··· Data provided

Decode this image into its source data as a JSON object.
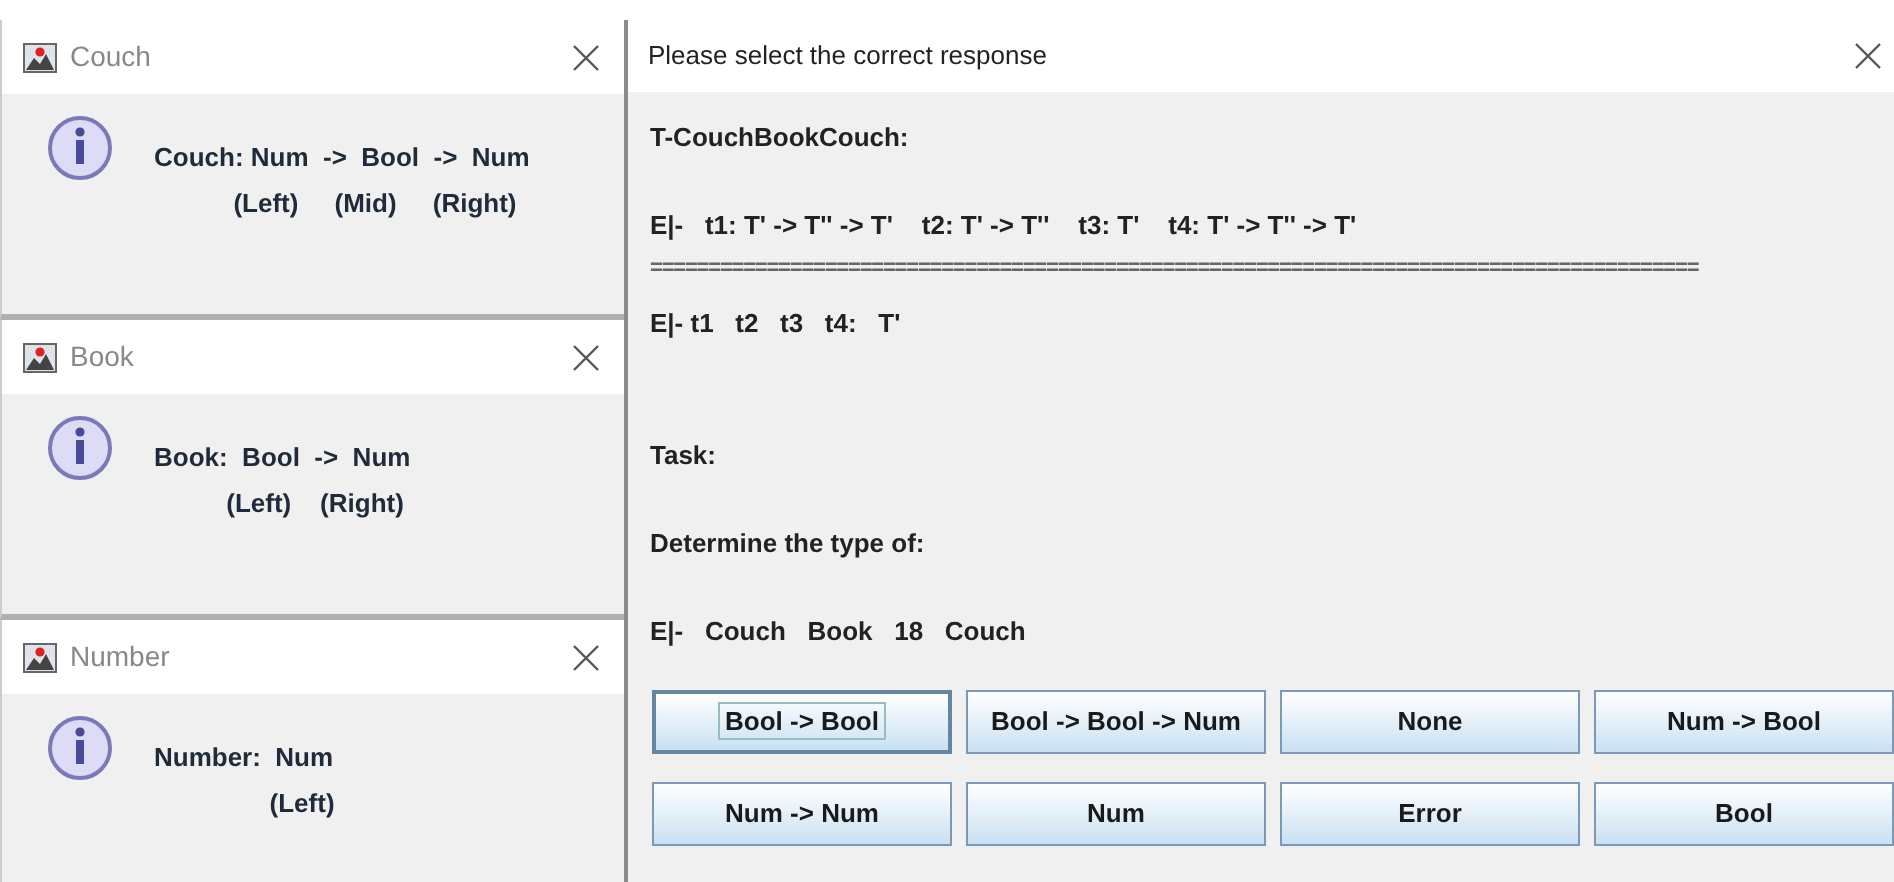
{
  "info_dialogs": [
    {
      "title": "Couch",
      "lines": [
        "Couch: Num  ->  Bool  ->  Num",
        "           (Left)     (Mid)     (Right)"
      ]
    },
    {
      "title": "Book",
      "lines": [
        "Book:  Bool  ->  Num",
        "          (Left)    (Right)"
      ]
    },
    {
      "title": "Number",
      "lines": [
        "Number:  Num",
        "                (Left)"
      ]
    }
  ],
  "question_dialog": {
    "title": "Please select the correct response",
    "lines": [
      {
        "kind": "text",
        "text": "T-CouchBookCouch:"
      },
      {
        "kind": "text",
        "text": "E|-   t1: T' -> T'' -> T'    t2: T' -> T''    t3: T'    t4: T' -> T'' -> T'"
      },
      {
        "kind": "rule",
        "text": "=========================================================================================="
      },
      {
        "kind": "text",
        "text": "E|- t1   t2   t3   t4:   T'"
      },
      {
        "kind": "gap"
      },
      {
        "kind": "text",
        "text": "Task:"
      },
      {
        "kind": "text",
        "text": "Determine the type of:"
      },
      {
        "kind": "text",
        "text": "E|-   Couch   Book   18   Couch"
      }
    ],
    "answers": [
      {
        "label": "Bool -> Bool",
        "selected": true
      },
      {
        "label": "Bool -> Bool -> Num",
        "selected": false
      },
      {
        "label": "None",
        "selected": false
      },
      {
        "label": "Num -> Bool",
        "selected": false
      },
      {
        "label": "Num -> Num",
        "selected": false
      },
      {
        "label": "Num",
        "selected": false
      },
      {
        "label": "Error",
        "selected": false
      },
      {
        "label": "Bool",
        "selected": false
      }
    ]
  }
}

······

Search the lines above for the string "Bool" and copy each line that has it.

Solution to the exercise:
        "Couch: Num  ->  Bool  ->  Num",
        "Book:  Bool  ->  Num",
        "label": "Bool -> Bool",
        "label": "Bool -> Bool -> Num",
        "label": "Num -> Bool",
        "label": "Bool",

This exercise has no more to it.